The internet does offer one opportunity that, to my knowledge, few bands have taken advantage of. As basic recording equipment is more available now than it has ever been before, and songs can be immediately uploaded into cyberspace and distributed widely, it seems to me that topical bands could respond to current events immediately with songs addressing the issues. CRASS responded to the Falklands war in what was record time in those days, but it still took them several weeks; today, a punk band could produce and disseminate a moving anthem about, for example, Bush’s handling of Hurricane Katrina faster than the corporate media could react with denials that the whole thing ever happened. A combination of intelligible political messages, accessible aesthetic forms, and lightning-fast mass distribution could make for really powerful music of dissent.
One thing has not lost its power in the age of virtual interaction: actual punk shows. Today it’s more important than ever that people come together to interact in person beyond the gaze of market analysts and federal investigators. If people no longer buy records, they will still go to see the bands whose music they download; if people no longer read interviews in ’zines, they will still listen to bands talk between songs. As we lose ground for political content in liner notes and ’zines, we have to regain it at shows. Now is the time for punk bands to play in front of enormous banners proclaiming their stances, as Nausea used to; now is the time to bring radical speakers and movies and literature tables to shows, and to hold big potluck dinners before or after shows at which entire communities of punk rockers can get to know one another and lay plans for the future. The bands that set new precedents for exciting or challenging live shows will be the ones that keep d.i.y. punk alive, as they always have been.
The commercial hardcore scene, which, led by Victory records, parted ways from the rest of the punk underground in the early years of HeartattaCk’s existence, has finally washed up on the shores of corporate so-called success: those bands are playing for $20 a ticket at glitzy rock clubs now, or paying $75,000 (seriously! and they have to rent tour buses on top of that!) to get a spot on the Warped Tour. This leaves a vacuum in the “entertainment industry” that d.i.y. punk should fill with something more meaningful than mere entertainment. The fact that HeartattaCk is calling it quits at this moment in time should pose no obstacle to this, but it certainly makes it more difficult to imagine how it can be accomplished. With a vacuum to fill in our society, a void to fill in our own community, and a world changing so fast we can barely keep up with it, us punks have our work cut out for us.
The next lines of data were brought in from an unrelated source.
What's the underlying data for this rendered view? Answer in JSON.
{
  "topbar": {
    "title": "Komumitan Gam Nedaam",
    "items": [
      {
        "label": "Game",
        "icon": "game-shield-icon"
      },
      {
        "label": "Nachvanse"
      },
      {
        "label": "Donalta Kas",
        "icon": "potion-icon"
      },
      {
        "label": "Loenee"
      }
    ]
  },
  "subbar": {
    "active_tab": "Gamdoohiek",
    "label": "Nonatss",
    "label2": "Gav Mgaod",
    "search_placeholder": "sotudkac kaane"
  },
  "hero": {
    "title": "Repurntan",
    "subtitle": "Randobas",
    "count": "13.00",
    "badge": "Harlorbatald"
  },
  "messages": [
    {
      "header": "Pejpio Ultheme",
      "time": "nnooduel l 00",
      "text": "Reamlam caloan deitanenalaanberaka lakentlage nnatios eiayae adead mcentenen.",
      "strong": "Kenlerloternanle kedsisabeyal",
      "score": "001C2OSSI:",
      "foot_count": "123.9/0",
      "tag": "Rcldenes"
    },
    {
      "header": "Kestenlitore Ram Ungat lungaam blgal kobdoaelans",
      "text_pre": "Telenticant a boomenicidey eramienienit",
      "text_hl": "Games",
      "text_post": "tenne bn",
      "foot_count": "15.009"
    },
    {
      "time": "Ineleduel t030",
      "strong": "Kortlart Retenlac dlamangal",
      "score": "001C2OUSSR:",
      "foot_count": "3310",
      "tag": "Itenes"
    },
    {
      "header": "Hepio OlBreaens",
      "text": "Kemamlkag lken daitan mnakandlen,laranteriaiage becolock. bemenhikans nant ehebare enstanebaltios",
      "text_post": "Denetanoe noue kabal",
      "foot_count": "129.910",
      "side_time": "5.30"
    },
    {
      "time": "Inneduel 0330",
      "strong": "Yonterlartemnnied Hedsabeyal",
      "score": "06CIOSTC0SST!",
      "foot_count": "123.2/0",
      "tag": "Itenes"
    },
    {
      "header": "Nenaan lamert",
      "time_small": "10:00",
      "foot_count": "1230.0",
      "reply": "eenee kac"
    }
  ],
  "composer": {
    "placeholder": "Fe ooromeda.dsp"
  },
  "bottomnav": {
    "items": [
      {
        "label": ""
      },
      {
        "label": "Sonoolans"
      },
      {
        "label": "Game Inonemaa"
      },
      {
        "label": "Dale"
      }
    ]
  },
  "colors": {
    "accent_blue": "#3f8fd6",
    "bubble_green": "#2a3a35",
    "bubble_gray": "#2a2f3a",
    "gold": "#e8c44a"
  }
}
I’d like to conclude with a deep and heartfelt thanks to everyone who has helped sustain this magazine, and thus the punk community, for more than a decade now. As a dropout revolutionary whose life hopes are pinned to the total transformation of this society, the punk scene has been a major source of support and succor for well over half my life, and I owe a lot to anyone who has kept it alive and dangerous. I pledge to repay you in kind with my own efforts to maintain it, which I’ll be keeping up for decades to come.